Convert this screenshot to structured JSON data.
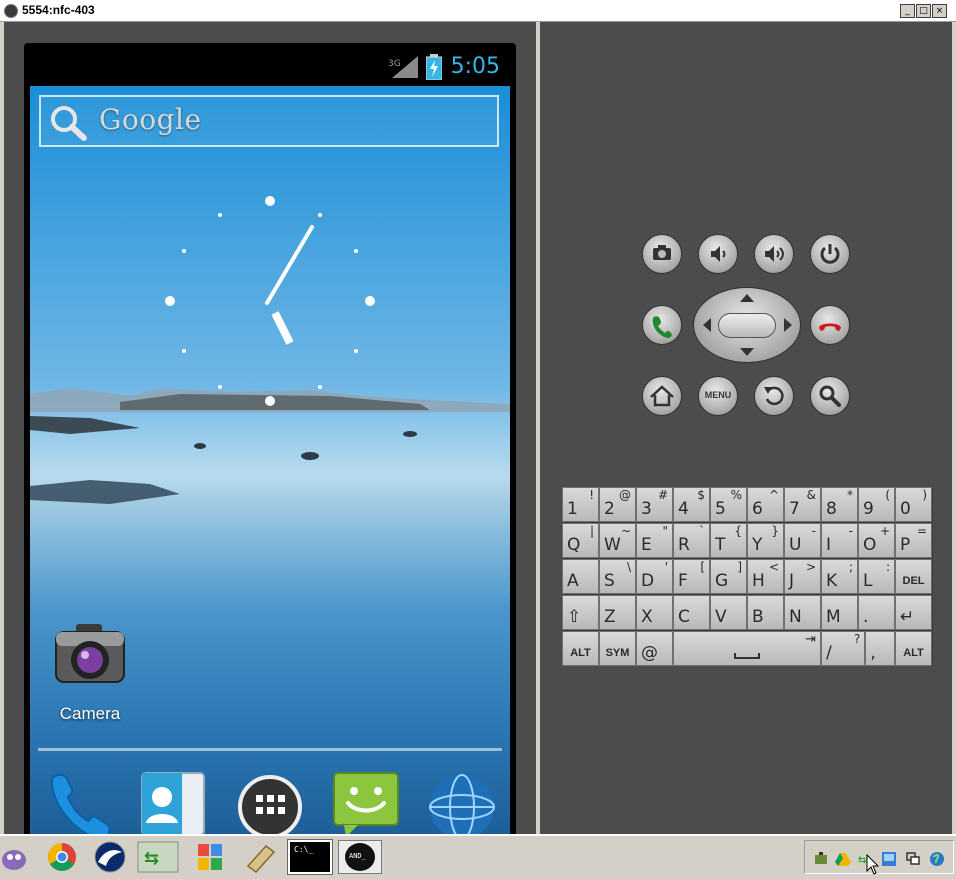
{
  "window": {
    "title": "5554:nfc-403",
    "controls": {
      "minimize": "_",
      "maximize": "□",
      "close": "×"
    }
  },
  "status_bar": {
    "time": "5:05",
    "network": "3G",
    "icons": [
      "signal-3g-icon",
      "battery-charging-icon"
    ]
  },
  "home_screen": {
    "search_label": "Google",
    "apps": [
      {
        "label": "Camera",
        "icon": "camera-icon"
      }
    ],
    "dock": [
      "phone-icon",
      "contacts-icon",
      "all-apps-icon",
      "messaging-icon",
      "browser-icon"
    ]
  },
  "hardware_buttons": {
    "row1": [
      "camera-icon",
      "volume-down-icon",
      "volume-up-icon",
      "power-icon"
    ],
    "row2": [
      "call-icon",
      "dpad",
      "end-call-icon"
    ],
    "row3": [
      "home-icon",
      "menu",
      "back-icon",
      "search-icon"
    ],
    "menu_label": "MENU"
  },
  "keyboard": {
    "rows": [
      [
        [
          "1",
          "!"
        ],
        [
          "2",
          "@"
        ],
        [
          "3",
          "#"
        ],
        [
          "4",
          "$"
        ],
        [
          "5",
          "%"
        ],
        [
          "6",
          "^"
        ],
        [
          "7",
          "&"
        ],
        [
          "8",
          "*"
        ],
        [
          "9",
          "("
        ],
        [
          "0",
          ")"
        ]
      ],
      [
        [
          "Q",
          "|"
        ],
        [
          "W",
          "~"
        ],
        [
          "E",
          "\""
        ],
        [
          "R",
          "`"
        ],
        [
          "T",
          "{"
        ],
        [
          "Y",
          "}"
        ],
        [
          "U",
          "-"
        ],
        [
          "I",
          "-"
        ],
        [
          "O",
          "+"
        ],
        [
          "P",
          "="
        ]
      ],
      [
        [
          "A",
          ""
        ],
        [
          "S",
          "\\"
        ],
        [
          "D",
          "'"
        ],
        [
          "F",
          "["
        ],
        [
          "G",
          "]"
        ],
        [
          "H",
          "<"
        ],
        [
          "J",
          ">"
        ],
        [
          "K",
          ";"
        ],
        [
          "L",
          ":"
        ],
        [
          "DEL",
          ""
        ]
      ],
      [
        [
          "⇧",
          ""
        ],
        [
          "Z",
          ""
        ],
        [
          "X",
          ""
        ],
        [
          "C",
          ""
        ],
        [
          "V",
          ""
        ],
        [
          "B",
          ""
        ],
        [
          "N",
          ""
        ],
        [
          "M",
          ""
        ],
        [
          ".",
          ""
        ],
        [
          "↵",
          ""
        ]
      ],
      [
        [
          "ALT",
          ""
        ],
        [
          "SYM",
          ""
        ],
        [
          "@",
          ""
        ],
        [
          "",
          ""
        ],
        [
          "/",
          "?"
        ],
        [
          ",",
          ""
        ],
        [
          "ALT",
          ""
        ]
      ]
    ]
  },
  "taskbar": {
    "apps": [
      "pidgin-icon",
      "chrome-icon",
      "pixel-icon",
      "arrows-icon",
      "office-icon",
      "scroll-icon",
      "cmd-icon",
      "android-icon"
    ],
    "cmd_label": "C:\\_",
    "android_label": "AND_",
    "tray": [
      "network-icon",
      "drive-icon",
      "sync-icon",
      "display-icon",
      "windows-icon",
      "globe-icon"
    ]
  }
}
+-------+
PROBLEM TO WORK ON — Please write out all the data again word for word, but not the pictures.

EXERCISE RESULT —
Convert this screenshot to structured JSON data.
{
  "window": {
    "title": "5554:nfc-403",
    "controls": {
      "minimize": "_",
      "maximize": "□",
      "close": "×"
    }
  },
  "status_bar": {
    "time": "5:05",
    "network": "3G",
    "icons": [
      "signal-3g-icon",
      "battery-charging-icon"
    ]
  },
  "home_screen": {
    "search_label": "Google",
    "apps": [
      {
        "label": "Camera",
        "icon": "camera-icon"
      }
    ],
    "dock": [
      "phone-icon",
      "contacts-icon",
      "all-apps-icon",
      "messaging-icon",
      "browser-icon"
    ]
  },
  "hardware_buttons": {
    "row1": [
      "camera-icon",
      "volume-down-icon",
      "volume-up-icon",
      "power-icon"
    ],
    "row2": [
      "call-icon",
      "dpad",
      "end-call-icon"
    ],
    "row3": [
      "home-icon",
      "menu",
      "back-icon",
      "search-icon"
    ],
    "menu_label": "MENU"
  },
  "keyboard": {
    "rows": [
      [
        [
          "1",
          "!"
        ],
        [
          "2",
          "@"
        ],
        [
          "3",
          "#"
        ],
        [
          "4",
          "$"
        ],
        [
          "5",
          "%"
        ],
        [
          "6",
          "^"
        ],
        [
          "7",
          "&"
        ],
        [
          "8",
          "*"
        ],
        [
          "9",
          "("
        ],
        [
          "0",
          ")"
        ]
      ],
      [
        [
          "Q",
          "|"
        ],
        [
          "W",
          "~"
        ],
        [
          "E",
          "\""
        ],
        [
          "R",
          "`"
        ],
        [
          "T",
          "{"
        ],
        [
          "Y",
          "}"
        ],
        [
          "U",
          "-"
        ],
        [
          "I",
          "-"
        ],
        [
          "O",
          "+"
        ],
        [
          "P",
          "="
        ]
      ],
      [
        [
          "A",
          ""
        ],
        [
          "S",
          "\\"
        ],
        [
          "D",
          "'"
        ],
        [
          "F",
          "["
        ],
        [
          "G",
          "]"
        ],
        [
          "H",
          "<"
        ],
        [
          "J",
          ">"
        ],
        [
          "K",
          ";"
        ],
        [
          "L",
          ":"
        ],
        [
          "DEL",
          ""
        ]
      ],
      [
        [
          "⇧",
          ""
        ],
        [
          "Z",
          ""
        ],
        [
          "X",
          ""
        ],
        [
          "C",
          ""
        ],
        [
          "V",
          ""
        ],
        [
          "B",
          ""
        ],
        [
          "N",
          ""
        ],
        [
          "M",
          ""
        ],
        [
          ".",
          ""
        ],
        [
          "↵",
          ""
        ]
      ],
      [
        [
          "ALT",
          ""
        ],
        [
          "SYM",
          ""
        ],
        [
          "@",
          ""
        ],
        [
          "",
          ""
        ],
        [
          "/",
          "?"
        ],
        [
          ",",
          ""
        ],
        [
          "ALT",
          ""
        ]
      ]
    ]
  },
  "taskbar": {
    "apps": [
      "pidgin-icon",
      "chrome-icon",
      "pixel-icon",
      "arrows-icon",
      "office-icon",
      "scroll-icon",
      "cmd-icon",
      "android-icon"
    ],
    "cmd_label": "C:\\_",
    "android_label": "AND_",
    "tray": [
      "network-icon",
      "drive-icon",
      "sync-icon",
      "display-icon",
      "windows-icon",
      "globe-icon"
    ]
  }
}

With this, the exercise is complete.